(For more on the economic consequences of eliminating the Fed's powers, see story here.)
Lawmakers also pressed Yellen on why the Fed has not taken tougher actions against the big banks following the passage of Dodd-Frank, particularly when it comes to resolution plans the big banks must submit to regulators for review.
"Many of us have been very patient about the implementation of the living wills," Waters said. "I know that you have to give careful consideration to all of this but after one, not two, but five submissions the Federal Reserve has yet to impose consequences for living wills that are not credible."
Under Dodd-Frank, the regulators are required to review living wills every year. If the regulators determine the wills are not credible, they must give banks a year to fix them. After that, regulators are authorized to go as far as requiring asset sales and other steps in order to ensure an institution is capable of failing without taking down the broader economy.
But so far, regulators have stopped short of saying the plans aren't credible. The Federal Deposit Insurance Corp. and Fed last publicly evaluated the plans in 2014. Though the agencies sharply criticized the plans, the Fed refused to declare them as not credible. An evaluation of the 2015 living-will submissions is expected soon.
"What can we do about this?" Waters said. "It is time that we understand that we have given a lot of opportunities to the banks to get it right, and they haven't done that."
Rep. Brad Sherman, D-Calif., said "too big to fail should be too big to exist" and accused regulators of going light on bankers responsible for the crisis.
The Justice Department "won't put anybody in jail," Sherman told Yellen. "The solution is [to] use your power under FSOC to break them up."
But Yellen said breaking up the banks isn't necessary.

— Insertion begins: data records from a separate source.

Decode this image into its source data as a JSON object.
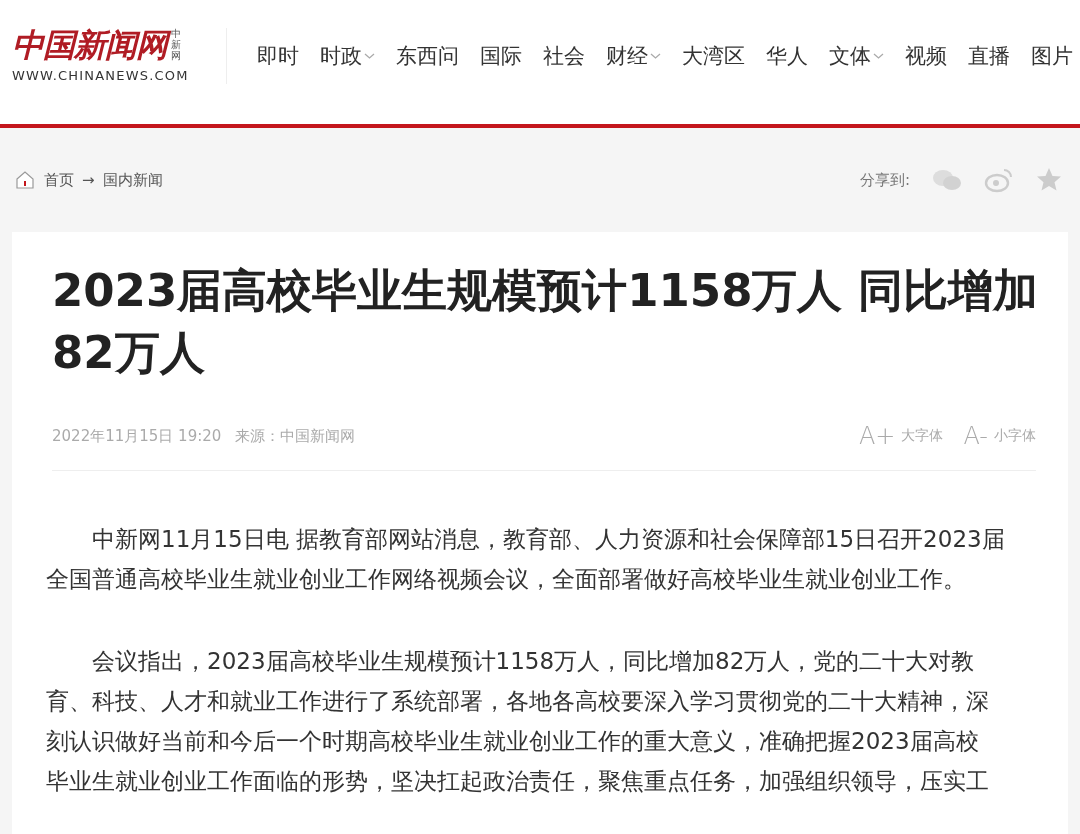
{
  "header": {
    "logo": {
      "name": "中国新闻网",
      "short": "中新网",
      "url": "WWW.CHINANEWS.COM"
    },
    "nav": [
      {
        "label": "即时",
        "has_menu": false
      },
      {
        "label": "时政",
        "has_menu": true
      },
      {
        "label": "东西问",
        "has_menu": false
      },
      {
        "label": "国际",
        "has_menu": false
      },
      {
        "label": "社会",
        "has_menu": false
      },
      {
        "label": "财经",
        "has_menu": true
      },
      {
        "label": "大湾区",
        "has_menu": false
      },
      {
        "label": "华人",
        "has_menu": false
      },
      {
        "label": "文体",
        "has_menu": true
      },
      {
        "label": "视频",
        "has_menu": false
      },
      {
        "label": "直播",
        "has_menu": false
      },
      {
        "label": "图片",
        "has_menu": false
      }
    ]
  },
  "breadcrumb": {
    "items": [
      "首页",
      "国内新闻"
    ],
    "separator": "→"
  },
  "share": {
    "label": "分享到:"
  },
  "article": {
    "title_lines": [
      "2023届高校毕业生规模预计1158万人 同比增加",
      "82万人"
    ],
    "date": "2022年11月15日 19:20",
    "source": "来源：中国新闻网",
    "font_controls": [
      {
        "glyph": "A+",
        "label": "大字体"
      },
      {
        "glyph": "A-",
        "label": "小字体"
      }
    ],
    "paragraphs": [
      {
        "lines": [
          "中新网11月15日电 据教育部网站消息，教育部、人力资源和社会保障部15日召开2023届",
          "全国普通高校毕业生就业创业工作网络视频会议，全面部署做好高校毕业生就业创业工作。"
        ]
      },
      {
        "lines": [
          "会议指出，2023届高校毕业生规模预计1158万人，同比增加82万人，党的二十大对教",
          "育、科技、人才和就业工作进行了系统部署，各地各高校要深入学习贯彻党的二十大精神，深",
          "刻认识做好当前和今后一个时期高校毕业生就业创业工作的重大意义，准确把握2023届高校",
          "毕业生就业创业工作面临的形势，坚决扛起政治责任，聚焦重点任务，加强组织领导，压实工"
        ]
      }
    ]
  }
}
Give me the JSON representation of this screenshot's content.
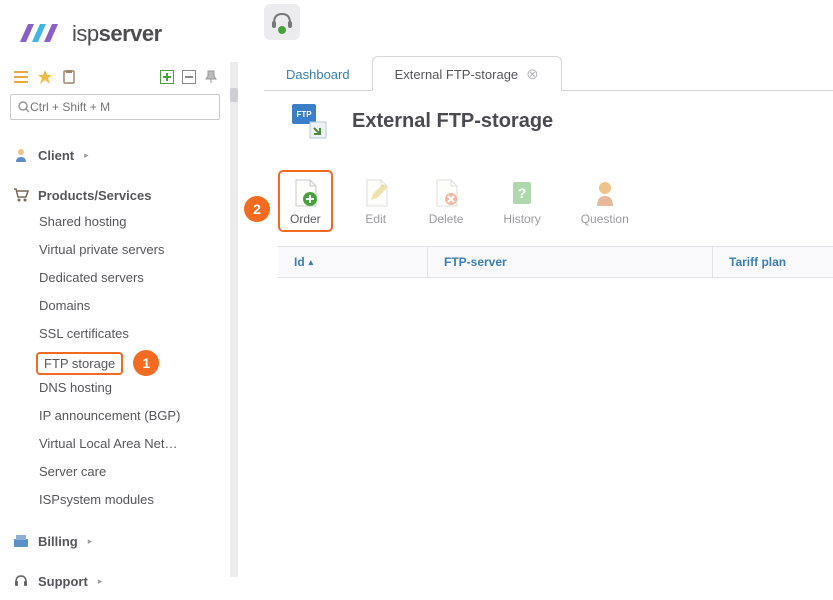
{
  "brand": {
    "name_light": "isp",
    "name_bold": "server"
  },
  "search": {
    "placeholder": "Ctrl + Shift + M"
  },
  "nav": {
    "client": {
      "label": "Client"
    },
    "products": {
      "label": "Products/Services",
      "items": [
        "Shared hosting",
        "Virtual private servers",
        "Dedicated servers",
        "Domains",
        "SSL certificates",
        "FTP storage",
        "DNS hosting",
        "IP announcement (BGP)",
        "Virtual Local Area Net…",
        "Server care",
        "ISPsystem modules"
      ],
      "active_index": 5
    },
    "billing": {
      "label": "Billing"
    },
    "support": {
      "label": "Support"
    }
  },
  "tabs": {
    "dashboard": "Dashboard",
    "active": "External FTP-storage"
  },
  "page_title": "External FTP-storage",
  "actions": {
    "order": "Order",
    "edit": "Edit",
    "delete": "Delete",
    "history": "History",
    "question": "Question"
  },
  "columns": {
    "id": "Id",
    "server": "FTP-server",
    "tariff": "Tariff plan"
  },
  "annotations": {
    "step1": "1",
    "step2": "2"
  }
}
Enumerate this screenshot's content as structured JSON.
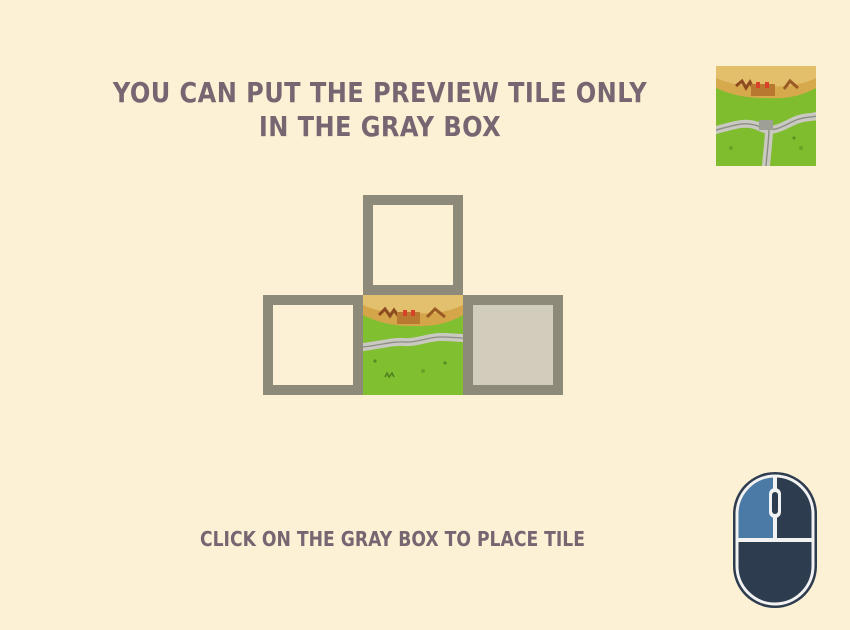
{
  "instructions": {
    "headline": "You can put the preview tile only in the gray box",
    "action_hint": "Click on the gray box to place tile"
  },
  "preview_tile": {
    "type": "city-with-road",
    "rotation_deg": 0
  },
  "board": {
    "placed_tile": {
      "type": "city-with-road"
    },
    "slots": [
      {
        "id": "top",
        "state": "empty"
      },
      {
        "id": "left",
        "state": "empty"
      },
      {
        "id": "right",
        "state": "highlighted-gray"
      }
    ]
  },
  "icons": {
    "mouse": "mouse-left-click-icon"
  },
  "colors": {
    "background": "#fcf1d4",
    "text": "#766671",
    "slot_border": "#8e8a79",
    "active_slot_fill": "#d1ccbb",
    "mouse_body": "#2d3c4f",
    "mouse_left_button": "#4a7aa5"
  }
}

"We are using our power to make sure that a systemically important institution could fail and it would not have systemic consequences for the country," she said. "We have done many things to diminish the odds that they would fail."
Rep. Randy Neugebauer R-Tex., said the Fed's supervision of banks is interfering with its mandate to increase employment, arguing that regulatory burdens are hampering financial institutions.
"You have this huge regulatory structure" that is "killing jobs," Neugebauer said.
He added that the Fed should do a cost-benefit analysis to determine whether regulations put in place to keep the system safe are coming at a detriment to the economy.
"It is appropriate to evaluate how the system is working and we do that on an ongoing process," Yellen said, but she added that Dodd-Frank still hasn't been fully implemented.
Rep. Patrick McHenry, R-N.C., also said the Fed might be overstepping when examiners demand to be part of bank board meetings, but Yellen disagreed.
"I am not certain that it is inappropriate," she said.
Negative Interest Rates
Several lawmakers asked if the Fed could implement negative interest rates, a policy that both the European Central Bank and the Bank of Japan have pursued to stimulate the economy further, but Yellen said she was not sure if the Fed could do so legally.
"I would say that remains a question that we still would need to investigate more thoroughly," Yellen said. She added that the Federal Open Market Committee considered it in 2010 but that "we didn't fully look at the legal issues around that."